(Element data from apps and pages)
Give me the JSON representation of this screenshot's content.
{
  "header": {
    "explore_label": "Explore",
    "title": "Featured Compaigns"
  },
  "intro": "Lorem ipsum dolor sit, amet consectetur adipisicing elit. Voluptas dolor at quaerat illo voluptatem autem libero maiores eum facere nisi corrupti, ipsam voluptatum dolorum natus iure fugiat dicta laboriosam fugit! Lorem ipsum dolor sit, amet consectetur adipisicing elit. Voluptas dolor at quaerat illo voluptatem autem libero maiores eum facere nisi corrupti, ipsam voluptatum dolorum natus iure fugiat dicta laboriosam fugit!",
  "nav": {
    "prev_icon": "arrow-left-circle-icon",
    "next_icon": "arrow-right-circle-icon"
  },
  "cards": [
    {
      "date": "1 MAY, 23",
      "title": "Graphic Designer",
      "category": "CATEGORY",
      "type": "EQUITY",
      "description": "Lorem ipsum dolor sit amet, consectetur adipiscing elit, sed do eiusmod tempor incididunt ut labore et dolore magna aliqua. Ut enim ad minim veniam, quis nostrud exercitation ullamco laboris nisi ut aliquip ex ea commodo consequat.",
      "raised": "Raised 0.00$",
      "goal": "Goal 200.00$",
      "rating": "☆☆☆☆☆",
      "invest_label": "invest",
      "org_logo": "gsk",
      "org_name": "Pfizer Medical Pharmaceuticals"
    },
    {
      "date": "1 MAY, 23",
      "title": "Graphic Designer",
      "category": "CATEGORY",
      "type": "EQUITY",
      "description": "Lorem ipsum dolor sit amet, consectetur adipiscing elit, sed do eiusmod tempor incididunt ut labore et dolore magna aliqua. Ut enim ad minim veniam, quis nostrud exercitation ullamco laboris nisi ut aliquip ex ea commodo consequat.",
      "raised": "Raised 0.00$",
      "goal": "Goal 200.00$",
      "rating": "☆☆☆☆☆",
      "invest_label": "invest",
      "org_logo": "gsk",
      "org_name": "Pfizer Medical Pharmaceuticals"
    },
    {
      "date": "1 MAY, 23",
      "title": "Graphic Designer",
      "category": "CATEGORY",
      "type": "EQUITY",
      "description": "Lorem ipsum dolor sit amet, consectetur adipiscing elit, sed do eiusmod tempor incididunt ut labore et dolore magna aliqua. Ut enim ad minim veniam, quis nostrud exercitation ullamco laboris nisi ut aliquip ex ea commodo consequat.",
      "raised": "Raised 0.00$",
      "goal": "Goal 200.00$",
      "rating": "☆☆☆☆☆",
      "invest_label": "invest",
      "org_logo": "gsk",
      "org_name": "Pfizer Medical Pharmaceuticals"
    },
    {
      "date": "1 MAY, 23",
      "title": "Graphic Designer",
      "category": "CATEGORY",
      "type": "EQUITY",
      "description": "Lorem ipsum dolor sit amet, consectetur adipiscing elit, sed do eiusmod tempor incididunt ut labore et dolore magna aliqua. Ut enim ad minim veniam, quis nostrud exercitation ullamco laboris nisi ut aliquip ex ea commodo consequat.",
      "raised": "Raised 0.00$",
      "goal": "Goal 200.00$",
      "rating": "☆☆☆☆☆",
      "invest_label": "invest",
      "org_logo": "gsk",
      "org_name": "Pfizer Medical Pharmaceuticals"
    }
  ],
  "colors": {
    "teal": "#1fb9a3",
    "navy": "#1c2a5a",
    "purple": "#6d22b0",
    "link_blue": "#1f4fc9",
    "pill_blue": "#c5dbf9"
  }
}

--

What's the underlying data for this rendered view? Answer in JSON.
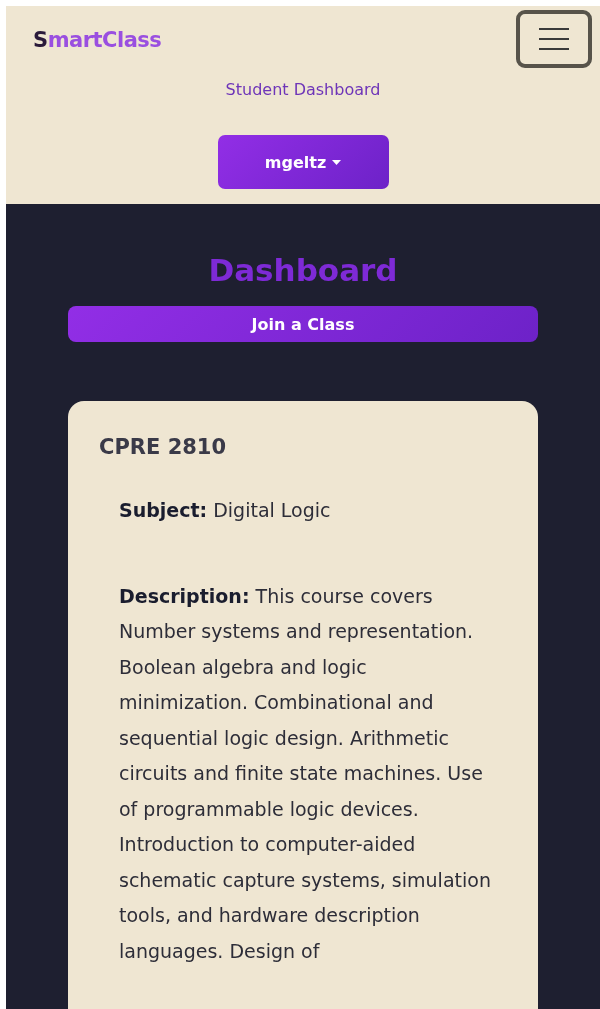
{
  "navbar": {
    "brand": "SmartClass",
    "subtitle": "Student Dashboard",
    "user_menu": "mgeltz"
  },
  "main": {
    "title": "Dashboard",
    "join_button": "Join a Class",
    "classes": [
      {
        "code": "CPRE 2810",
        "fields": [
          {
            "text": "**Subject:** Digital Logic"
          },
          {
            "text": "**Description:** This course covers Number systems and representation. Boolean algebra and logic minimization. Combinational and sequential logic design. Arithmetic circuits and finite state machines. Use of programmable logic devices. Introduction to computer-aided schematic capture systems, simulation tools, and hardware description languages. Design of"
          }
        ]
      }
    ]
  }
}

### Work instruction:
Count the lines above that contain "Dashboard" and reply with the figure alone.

### Answer to the problem:
2